WHAT THIS TASK INVOLVES: Repeat every entry below exactly.

(Excerpts from a dataset)
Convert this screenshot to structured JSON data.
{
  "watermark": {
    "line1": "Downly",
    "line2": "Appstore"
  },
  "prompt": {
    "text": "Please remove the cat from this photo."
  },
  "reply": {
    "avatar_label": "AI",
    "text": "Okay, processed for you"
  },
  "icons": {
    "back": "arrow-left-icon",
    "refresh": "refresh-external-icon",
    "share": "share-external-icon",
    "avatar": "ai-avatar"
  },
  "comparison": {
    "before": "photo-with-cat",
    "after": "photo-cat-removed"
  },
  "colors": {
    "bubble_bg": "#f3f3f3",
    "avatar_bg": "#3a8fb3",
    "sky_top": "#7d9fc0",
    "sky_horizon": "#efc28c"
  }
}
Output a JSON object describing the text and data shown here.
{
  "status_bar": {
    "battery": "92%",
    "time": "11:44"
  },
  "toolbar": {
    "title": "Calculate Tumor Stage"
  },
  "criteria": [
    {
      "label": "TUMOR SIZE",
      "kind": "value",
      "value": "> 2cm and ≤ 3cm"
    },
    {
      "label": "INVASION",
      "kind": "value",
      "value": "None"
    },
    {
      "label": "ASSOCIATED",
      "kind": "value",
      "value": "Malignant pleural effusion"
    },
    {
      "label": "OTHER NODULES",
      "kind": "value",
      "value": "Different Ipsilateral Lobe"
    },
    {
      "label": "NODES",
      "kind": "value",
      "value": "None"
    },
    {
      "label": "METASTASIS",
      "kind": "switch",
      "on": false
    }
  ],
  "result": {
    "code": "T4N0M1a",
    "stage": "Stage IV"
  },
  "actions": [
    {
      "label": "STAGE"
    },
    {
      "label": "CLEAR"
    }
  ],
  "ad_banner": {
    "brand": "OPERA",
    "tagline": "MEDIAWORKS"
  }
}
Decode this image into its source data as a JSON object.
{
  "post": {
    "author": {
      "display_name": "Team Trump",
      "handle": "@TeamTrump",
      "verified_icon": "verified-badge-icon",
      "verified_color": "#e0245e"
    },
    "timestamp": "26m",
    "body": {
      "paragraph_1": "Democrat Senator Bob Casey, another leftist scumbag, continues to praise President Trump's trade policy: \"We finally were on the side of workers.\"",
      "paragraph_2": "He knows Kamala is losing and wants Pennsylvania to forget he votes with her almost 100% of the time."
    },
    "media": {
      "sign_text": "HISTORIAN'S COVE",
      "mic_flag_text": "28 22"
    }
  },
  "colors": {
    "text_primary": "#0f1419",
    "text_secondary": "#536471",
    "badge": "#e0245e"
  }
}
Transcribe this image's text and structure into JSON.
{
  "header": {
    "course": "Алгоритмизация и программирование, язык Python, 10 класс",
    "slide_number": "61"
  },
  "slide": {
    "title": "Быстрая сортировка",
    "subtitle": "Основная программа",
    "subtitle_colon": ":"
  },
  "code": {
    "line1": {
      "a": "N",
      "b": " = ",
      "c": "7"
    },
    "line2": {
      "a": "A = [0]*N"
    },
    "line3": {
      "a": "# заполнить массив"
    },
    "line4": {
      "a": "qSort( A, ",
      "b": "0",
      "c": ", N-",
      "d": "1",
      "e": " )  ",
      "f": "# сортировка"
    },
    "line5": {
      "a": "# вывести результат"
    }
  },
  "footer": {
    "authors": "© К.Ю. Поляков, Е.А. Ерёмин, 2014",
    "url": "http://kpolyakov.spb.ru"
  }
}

WRITTEN REPLY:
Convert this screenshot to structured JSON data.
{
  "watermark": {
    "line1": "Downly",
    "line2": "Appstore"
  },
  "prompt": {
    "text": "Please remove the cat from this photo."
  },
  "reply": {
    "avatar_label": "AI",
    "text": "Okay, processed for you"
  },
  "icons": {
    "back": "arrow-left-icon",
    "refresh": "refresh-external-icon",
    "share": "share-external-icon",
    "avatar": "ai-avatar"
  },
  "comparison": {
    "before": "photo-with-cat",
    "after": "photo-cat-removed"
  },
  "colors": {
    "bubble_bg": "#f3f3f3",
    "avatar_bg": "#3a8fb3",
    "sky_top": "#7d9fc0",
    "sky_horizon": "#efc28c"
  }
}
Output a JSON object describing the text and data shown here.
{
  "status_bar": {
    "battery": "92%",
    "time": "11:44"
  },
  "toolbar": {
    "title": "Calculate Tumor Stage"
  },
  "criteria": [
    {
      "label": "TUMOR SIZE",
      "kind": "value",
      "value": "> 2cm and ≤ 3cm"
    },
    {
      "label": "INVASION",
      "kind": "value",
      "value": "None"
    },
    {
      "label": "ASSOCIATED",
      "kind": "value",
      "value": "Malignant pleural effusion"
    },
    {
      "label": "OTHER NODULES",
      "kind": "value",
      "value": "Different Ipsilateral Lobe"
    },
    {
      "label": "NODES",
      "kind": "value",
      "value": "None"
    },
    {
      "label": "METASTASIS",
      "kind": "switch",
      "on": false
    }
  ],
  "result": {
    "code": "T4N0M1a",
    "stage": "Stage IV"
  },
  "actions": [
    {
      "label": "STAGE"
    },
    {
      "label": "CLEAR"
    }
  ],
  "ad_banner": {
    "brand": "OPERA",
    "tagline": "MEDIAWORKS"
  }
}
Decode this image into its source data as a JSON object.
{
  "post": {
    "author": {
      "display_name": "Team Trump",
      "handle": "@TeamTrump",
      "verified_icon": "verified-badge-icon",
      "verified_color": "#e0245e"
    },
    "timestamp": "26m",
    "body": {
      "paragraph_1": "Democrat Senator Bob Casey, another leftist scumbag, continues to praise President Trump's trade policy: \"We finally were on the side of workers.\"",
      "paragraph_2": "He knows Kamala is losing and wants Pennsylvania to forget he votes with her almost 100% of the time."
    },
    "media": {
      "sign_text": "HISTORIAN'S COVE",
      "mic_flag_text": "28 22"
    }
  },
  "colors": {
    "text_primary": "#0f1419",
    "text_secondary": "#536471",
    "badge": "#e0245e"
  }
}
Transcribe this image's text and structure into JSON.
{
  "header": {
    "course": "Алгоритмизация и программирование, язык Python, 10 класс",
    "slide_number": "61"
  },
  "slide": {
    "title": "Быстрая сортировка",
    "subtitle": "Основная программа",
    "subtitle_colon": ":"
  },
  "code": {
    "line1": {
      "a": "N",
      "b": " = ",
      "c": "7"
    },
    "line2": {
      "a": "A = [0]*N"
    },
    "line3": {
      "a": "# заполнить массив"
    },
    "line4": {
      "a": "qSort( A, ",
      "b": "0",
      "c": ", N-",
      "d": "1",
      "e": " )  ",
      "f": "# сортировка"
    },
    "line5": {
      "a": "# вывести результат"
    }
  },
  "footer": {
    "authors": "© К.Ю. Поляков, Е.А. Ерёмин, 2014",
    "url": "http://kpolyakov.spb.ru"
  }
}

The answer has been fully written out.